* [ACTION ITEM] Scan the data below and pick out the lines containing the word "title".

* [MATERIAL PROVIDED]
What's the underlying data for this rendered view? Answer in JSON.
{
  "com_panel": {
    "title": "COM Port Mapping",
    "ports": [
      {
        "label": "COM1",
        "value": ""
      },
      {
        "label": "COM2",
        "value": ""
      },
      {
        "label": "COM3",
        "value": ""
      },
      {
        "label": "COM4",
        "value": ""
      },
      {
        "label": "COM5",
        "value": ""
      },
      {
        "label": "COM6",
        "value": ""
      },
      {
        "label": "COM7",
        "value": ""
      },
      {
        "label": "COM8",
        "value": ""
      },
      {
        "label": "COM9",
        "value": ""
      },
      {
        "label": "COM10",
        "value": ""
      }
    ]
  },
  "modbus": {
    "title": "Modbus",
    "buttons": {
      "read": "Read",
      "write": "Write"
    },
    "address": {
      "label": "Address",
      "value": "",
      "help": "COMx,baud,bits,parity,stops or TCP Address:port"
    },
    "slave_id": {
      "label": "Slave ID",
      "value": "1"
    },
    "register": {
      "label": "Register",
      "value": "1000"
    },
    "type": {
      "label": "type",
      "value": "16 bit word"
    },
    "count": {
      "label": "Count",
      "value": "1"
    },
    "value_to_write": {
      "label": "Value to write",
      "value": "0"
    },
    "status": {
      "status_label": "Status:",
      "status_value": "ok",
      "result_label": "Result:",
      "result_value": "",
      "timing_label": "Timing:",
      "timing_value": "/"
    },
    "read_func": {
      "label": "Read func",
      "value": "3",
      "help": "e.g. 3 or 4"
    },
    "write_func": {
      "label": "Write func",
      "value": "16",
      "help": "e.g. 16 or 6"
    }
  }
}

* [TASK SOLUTION]
    "title": "COM Port Mapping",
    "title": "Modbus",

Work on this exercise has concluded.